“City infrastructure is at the core of hospital design and it’s a great privilege to lead the project team on a vital asset for the people of South Australia and beyond,” Woods Bagot director Thomas Masullo said.
To be co-located with the Royal Adelaide Hospital (RAH) within the Adelaide Biomed City, the upcoming hospital will be connected to the RAH via two air bridges providing direct access to the RAH's adult Intensive Care Unit and other clinical services, as well as the helipad for medical retrieval of critically unwell patients.
Observing that the co-location will maximise the potential of both facilities, Woods Bagot associate principal Edwina Bennett said, “It creates a physical connection for the sharing of resources and provides a seamless transition of care for young people with long-term conditions moving from paediatric to adult services and reduces the risk of transferring maternity, paediatric and neonatal emergencies via the Royal Adelaide Hospital’s helipad.”

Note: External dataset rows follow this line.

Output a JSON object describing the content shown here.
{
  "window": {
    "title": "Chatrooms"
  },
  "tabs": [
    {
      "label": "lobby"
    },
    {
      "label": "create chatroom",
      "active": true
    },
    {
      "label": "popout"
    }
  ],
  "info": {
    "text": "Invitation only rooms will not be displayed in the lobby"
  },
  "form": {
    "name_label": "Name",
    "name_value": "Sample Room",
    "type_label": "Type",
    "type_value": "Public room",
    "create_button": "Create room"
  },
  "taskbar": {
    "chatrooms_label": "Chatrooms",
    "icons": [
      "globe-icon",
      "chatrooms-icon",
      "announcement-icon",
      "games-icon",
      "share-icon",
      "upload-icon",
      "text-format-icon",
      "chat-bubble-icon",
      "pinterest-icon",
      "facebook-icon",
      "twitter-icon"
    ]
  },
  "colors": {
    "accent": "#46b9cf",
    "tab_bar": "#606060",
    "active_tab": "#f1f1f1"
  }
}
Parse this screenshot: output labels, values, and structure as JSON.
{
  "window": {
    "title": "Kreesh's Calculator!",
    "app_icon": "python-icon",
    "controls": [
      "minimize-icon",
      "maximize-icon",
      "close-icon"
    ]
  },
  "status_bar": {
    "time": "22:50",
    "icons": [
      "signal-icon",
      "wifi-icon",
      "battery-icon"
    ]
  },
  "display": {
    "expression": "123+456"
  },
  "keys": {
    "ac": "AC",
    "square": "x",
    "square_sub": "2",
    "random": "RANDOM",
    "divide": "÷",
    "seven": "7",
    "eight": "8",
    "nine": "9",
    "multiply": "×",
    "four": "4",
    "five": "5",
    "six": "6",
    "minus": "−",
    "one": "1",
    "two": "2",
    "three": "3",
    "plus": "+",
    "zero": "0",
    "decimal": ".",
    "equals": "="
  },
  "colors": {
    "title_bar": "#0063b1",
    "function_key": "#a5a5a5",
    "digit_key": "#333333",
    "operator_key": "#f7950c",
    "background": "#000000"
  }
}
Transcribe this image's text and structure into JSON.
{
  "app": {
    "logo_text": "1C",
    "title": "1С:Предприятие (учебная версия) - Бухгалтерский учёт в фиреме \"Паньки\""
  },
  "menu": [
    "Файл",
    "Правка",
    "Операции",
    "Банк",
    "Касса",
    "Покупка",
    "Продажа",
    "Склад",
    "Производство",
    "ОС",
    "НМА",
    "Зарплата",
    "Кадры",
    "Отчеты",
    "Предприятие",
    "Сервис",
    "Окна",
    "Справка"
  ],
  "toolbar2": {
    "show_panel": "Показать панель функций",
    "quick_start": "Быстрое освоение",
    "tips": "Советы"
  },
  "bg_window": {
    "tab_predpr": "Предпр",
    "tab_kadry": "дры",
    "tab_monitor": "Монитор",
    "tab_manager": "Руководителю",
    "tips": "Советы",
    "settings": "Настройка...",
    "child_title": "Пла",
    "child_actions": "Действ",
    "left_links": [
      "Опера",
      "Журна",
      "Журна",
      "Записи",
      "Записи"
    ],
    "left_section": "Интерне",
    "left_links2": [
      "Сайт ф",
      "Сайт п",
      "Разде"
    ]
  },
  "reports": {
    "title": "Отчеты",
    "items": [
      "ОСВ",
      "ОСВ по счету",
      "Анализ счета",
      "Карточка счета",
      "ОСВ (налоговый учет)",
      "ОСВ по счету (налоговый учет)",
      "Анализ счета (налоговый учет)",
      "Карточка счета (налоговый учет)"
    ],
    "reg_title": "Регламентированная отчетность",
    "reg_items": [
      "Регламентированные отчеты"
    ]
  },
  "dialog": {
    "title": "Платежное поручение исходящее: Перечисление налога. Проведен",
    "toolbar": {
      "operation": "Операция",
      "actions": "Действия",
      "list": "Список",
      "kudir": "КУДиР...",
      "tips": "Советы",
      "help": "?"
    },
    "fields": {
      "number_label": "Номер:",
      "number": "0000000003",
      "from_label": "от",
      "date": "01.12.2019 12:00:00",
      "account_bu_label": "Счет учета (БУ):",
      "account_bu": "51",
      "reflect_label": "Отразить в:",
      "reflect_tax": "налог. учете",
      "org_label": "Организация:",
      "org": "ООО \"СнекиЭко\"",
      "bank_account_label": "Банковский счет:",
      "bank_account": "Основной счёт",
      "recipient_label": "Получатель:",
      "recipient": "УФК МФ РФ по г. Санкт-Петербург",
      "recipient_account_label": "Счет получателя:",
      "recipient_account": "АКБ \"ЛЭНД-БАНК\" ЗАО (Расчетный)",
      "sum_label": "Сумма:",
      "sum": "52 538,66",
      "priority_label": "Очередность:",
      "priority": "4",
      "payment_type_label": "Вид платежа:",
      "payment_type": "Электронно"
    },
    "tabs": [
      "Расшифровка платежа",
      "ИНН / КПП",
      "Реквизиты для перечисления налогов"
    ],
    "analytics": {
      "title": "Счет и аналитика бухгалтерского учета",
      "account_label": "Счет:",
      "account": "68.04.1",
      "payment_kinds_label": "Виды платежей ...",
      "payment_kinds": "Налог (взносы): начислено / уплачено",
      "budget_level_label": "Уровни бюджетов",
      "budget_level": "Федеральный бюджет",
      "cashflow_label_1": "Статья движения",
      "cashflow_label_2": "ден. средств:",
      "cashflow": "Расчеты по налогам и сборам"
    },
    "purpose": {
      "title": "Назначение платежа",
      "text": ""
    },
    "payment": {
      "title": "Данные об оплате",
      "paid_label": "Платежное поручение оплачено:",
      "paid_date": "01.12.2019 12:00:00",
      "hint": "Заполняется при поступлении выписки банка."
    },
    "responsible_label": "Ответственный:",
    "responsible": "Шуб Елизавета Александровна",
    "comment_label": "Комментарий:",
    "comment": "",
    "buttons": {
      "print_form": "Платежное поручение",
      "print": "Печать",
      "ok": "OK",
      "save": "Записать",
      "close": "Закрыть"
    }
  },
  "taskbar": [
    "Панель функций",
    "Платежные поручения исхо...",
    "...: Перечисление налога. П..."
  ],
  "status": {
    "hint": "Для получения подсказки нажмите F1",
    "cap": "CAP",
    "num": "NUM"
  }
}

The building’s orientation towards Adelaide’s beautiful Park Lands will allow the hospital to harness the wellness benefits of the unique location within the health sciences and Riverbank precincts.
“For children, women and their families visiting and spending time at the hospital, this offers both a place to play as well as supporting recovery and recuperation,” Matthew Holmes, global solutions director of health infrastructure at Jacobs says.
The hospital’s design draws on the team’s collective experience designing hospitals, workplaces, hotels, retail spaces and homes, to produce the hospital of the future – an integrated health campus where elements are seamlessly connected and focused on care.
South Australian Premier Steven Marshall said the project is the culmination of a year’s worth of dedicated community engagement, including more than 1,000 hours of consultation with 700 clinicians, hospital staff and consumers.
“The WCH has been delivering exceptional care to millions of South Australians for more than 140 years and now it will have the facilities to match,” said Premier Marshall.
“The new WCH will be more than just a building. I want to invite all South Australians to join us as we embark on this journey to build the WCH community a new home next to the RAH.”